▶ What is needed
Which lines in the records below contain the word "Collections"? Report each of them.

▶ Source records
=== Begin Enclosure ===
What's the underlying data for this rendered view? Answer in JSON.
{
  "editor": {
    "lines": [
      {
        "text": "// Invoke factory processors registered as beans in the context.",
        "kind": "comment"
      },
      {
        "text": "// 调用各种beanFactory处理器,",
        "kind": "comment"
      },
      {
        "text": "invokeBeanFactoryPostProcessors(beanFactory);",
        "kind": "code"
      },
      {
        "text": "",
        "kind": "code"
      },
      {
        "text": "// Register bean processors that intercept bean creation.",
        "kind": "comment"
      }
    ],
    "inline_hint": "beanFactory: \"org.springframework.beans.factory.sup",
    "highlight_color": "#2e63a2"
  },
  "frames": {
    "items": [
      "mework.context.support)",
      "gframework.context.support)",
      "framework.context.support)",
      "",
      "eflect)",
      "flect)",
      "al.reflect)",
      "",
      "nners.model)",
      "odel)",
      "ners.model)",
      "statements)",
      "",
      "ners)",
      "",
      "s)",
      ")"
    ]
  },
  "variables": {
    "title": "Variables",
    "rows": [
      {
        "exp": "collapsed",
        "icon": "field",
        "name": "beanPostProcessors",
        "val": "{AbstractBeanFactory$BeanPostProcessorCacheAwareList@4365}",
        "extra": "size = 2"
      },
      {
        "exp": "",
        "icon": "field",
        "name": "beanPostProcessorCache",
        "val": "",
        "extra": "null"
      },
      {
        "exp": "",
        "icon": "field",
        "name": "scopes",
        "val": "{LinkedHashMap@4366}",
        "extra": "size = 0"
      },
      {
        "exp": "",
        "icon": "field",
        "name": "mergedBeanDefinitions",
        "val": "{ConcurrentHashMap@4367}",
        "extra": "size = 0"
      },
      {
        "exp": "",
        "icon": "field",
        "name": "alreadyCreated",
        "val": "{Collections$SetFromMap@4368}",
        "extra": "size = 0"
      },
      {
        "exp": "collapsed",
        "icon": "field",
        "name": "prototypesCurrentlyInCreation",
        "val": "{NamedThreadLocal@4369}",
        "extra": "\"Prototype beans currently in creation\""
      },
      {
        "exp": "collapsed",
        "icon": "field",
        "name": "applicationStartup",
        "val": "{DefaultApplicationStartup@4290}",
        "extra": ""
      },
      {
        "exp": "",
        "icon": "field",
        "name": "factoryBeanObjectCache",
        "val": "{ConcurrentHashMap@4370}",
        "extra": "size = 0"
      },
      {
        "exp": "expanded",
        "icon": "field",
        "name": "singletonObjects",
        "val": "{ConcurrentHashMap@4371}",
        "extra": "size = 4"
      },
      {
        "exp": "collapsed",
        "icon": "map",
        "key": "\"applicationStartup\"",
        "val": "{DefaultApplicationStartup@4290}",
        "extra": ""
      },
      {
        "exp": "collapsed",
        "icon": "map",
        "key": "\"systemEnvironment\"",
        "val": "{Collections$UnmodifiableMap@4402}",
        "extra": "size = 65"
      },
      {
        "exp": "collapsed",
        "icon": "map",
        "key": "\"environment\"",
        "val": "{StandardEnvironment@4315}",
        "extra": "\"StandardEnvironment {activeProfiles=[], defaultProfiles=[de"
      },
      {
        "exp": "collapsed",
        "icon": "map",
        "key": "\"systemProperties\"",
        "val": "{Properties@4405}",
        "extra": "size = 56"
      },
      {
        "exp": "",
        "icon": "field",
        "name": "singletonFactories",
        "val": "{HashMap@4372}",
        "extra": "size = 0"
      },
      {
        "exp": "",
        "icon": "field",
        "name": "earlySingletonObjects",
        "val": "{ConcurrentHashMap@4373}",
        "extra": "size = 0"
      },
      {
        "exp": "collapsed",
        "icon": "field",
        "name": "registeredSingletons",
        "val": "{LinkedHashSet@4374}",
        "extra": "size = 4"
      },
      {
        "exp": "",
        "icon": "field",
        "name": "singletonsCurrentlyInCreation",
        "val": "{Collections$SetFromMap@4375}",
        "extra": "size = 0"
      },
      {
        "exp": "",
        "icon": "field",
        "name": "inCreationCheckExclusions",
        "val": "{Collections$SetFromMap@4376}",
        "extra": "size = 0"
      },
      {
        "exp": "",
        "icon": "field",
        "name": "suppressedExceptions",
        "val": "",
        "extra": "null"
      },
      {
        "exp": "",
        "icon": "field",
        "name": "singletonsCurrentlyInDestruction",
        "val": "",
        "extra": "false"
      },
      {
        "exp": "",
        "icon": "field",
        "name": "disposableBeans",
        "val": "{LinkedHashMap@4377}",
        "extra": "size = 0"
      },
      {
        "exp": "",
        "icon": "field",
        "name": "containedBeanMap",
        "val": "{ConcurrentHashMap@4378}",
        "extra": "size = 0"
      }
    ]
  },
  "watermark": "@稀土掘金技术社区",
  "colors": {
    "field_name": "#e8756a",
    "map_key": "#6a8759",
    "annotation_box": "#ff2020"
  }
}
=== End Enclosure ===
▶ Output for this exercise
        "val": "{Collections$SetFromMap@4368}",
        "val": "{Collections$UnmodifiableMap@4402}",
        "val": "{Collections$SetFromMap@4375}",
        "val": "{Collections$SetFromMap@4376}",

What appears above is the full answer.